Data Projector - If possible get a high quality data projector that will connect to your computer. If this is not possible, use an LCD panel on an overhead projector, this will appear a bit dark. Worst case use a computer to TV converter, this will be the least expensive, but the graphic quality is very poor. (in many classrooms and on rolling carts - ask IT)
Word Processor/Publishing Software - You will need a word processor of some description to prepare web pages. This is actually somewhat difficult for lecture material. The word processor typically needs to be able to include figures and possibly equations. The format used in this package must then be able to be converted to HTML. At the time of writing the variety of option is limited, but the market will soon be flooded. At present the best solution that I have been able to find is Adobe Framemaker. This runs on PCs, Macintosh, and Unix platforms.
Browser - There are a number of excellent browsers available today, but the two best are available from Netscape and Microsoft (use Netscape when possible). Both can be obtained at no charge under certain conditions. Either will do for the students, and this software can be used as a presentation tool in class. (www.netscape.com)
Application Software - I have used packages such as Working Model, and Mathcad to support lectures. Anybody using the browsers for course notes will need copies of application software to included files. These files will allow the notes to become interactive, visual, experimental, etc.

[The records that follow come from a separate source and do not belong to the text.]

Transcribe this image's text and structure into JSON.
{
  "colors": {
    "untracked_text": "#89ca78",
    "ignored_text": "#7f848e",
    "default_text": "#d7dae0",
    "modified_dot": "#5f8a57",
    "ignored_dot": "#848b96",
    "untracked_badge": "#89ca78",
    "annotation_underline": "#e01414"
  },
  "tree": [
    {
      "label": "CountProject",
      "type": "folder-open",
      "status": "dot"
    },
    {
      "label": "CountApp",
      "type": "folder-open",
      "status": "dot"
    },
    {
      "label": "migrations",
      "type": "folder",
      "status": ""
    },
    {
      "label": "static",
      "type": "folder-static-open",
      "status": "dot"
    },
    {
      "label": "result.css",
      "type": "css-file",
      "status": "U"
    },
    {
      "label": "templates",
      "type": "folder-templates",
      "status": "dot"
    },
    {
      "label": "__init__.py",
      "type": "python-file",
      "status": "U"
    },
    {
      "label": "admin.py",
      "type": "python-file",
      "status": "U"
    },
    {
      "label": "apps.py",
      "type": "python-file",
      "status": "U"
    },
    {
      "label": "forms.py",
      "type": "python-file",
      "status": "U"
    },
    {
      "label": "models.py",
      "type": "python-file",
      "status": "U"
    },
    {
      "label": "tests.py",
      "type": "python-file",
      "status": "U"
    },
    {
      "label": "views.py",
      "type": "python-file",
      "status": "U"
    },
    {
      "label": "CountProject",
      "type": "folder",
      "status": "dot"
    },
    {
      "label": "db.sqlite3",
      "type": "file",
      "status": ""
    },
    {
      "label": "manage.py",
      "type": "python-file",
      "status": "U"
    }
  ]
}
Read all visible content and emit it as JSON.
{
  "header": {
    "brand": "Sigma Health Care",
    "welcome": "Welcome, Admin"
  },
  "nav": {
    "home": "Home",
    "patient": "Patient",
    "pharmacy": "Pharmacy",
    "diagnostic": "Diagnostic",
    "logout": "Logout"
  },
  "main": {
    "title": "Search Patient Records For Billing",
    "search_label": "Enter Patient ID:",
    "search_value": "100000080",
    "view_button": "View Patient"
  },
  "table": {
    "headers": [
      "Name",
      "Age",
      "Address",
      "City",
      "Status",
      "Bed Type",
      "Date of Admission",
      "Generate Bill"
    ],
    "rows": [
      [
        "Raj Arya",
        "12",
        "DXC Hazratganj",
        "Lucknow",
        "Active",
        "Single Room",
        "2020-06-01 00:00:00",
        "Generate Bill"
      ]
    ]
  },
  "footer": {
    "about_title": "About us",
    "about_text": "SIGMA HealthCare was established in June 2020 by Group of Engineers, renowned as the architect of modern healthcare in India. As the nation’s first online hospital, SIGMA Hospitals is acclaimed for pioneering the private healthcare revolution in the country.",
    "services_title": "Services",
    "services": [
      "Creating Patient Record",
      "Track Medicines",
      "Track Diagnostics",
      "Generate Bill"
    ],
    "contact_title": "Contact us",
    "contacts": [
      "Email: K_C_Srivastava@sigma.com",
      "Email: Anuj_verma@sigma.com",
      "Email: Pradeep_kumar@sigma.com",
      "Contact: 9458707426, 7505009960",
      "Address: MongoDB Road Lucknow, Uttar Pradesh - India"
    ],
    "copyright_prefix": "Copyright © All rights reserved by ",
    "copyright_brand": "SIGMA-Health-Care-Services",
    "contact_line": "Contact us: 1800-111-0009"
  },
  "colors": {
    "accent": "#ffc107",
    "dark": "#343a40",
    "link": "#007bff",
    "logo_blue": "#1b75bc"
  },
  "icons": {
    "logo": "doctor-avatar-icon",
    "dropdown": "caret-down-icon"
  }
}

This could include other software such as Photoshop for modifying pictures.
Digital Camera/Scanner - A scanner can be very useful for capturing images on paper. But when possible this should be discouraged. Scanned documents are very large, and can be very slow when downloaded for viewing. Scanned photographs also tend to have a poor quality. A very good option is to buy a digital camera that captures images directly to digital format. These cameras come in a variety of prices, but a good midrange camera can be purchased for $600 that will give good quality photographs. Within a short period of time these costs will drop quickly, and real time video capture will be an option. Other poor options include camcorders with image capture hardware in a PC. This gives grainy pictures or low resolution. (available from IT and in many departments)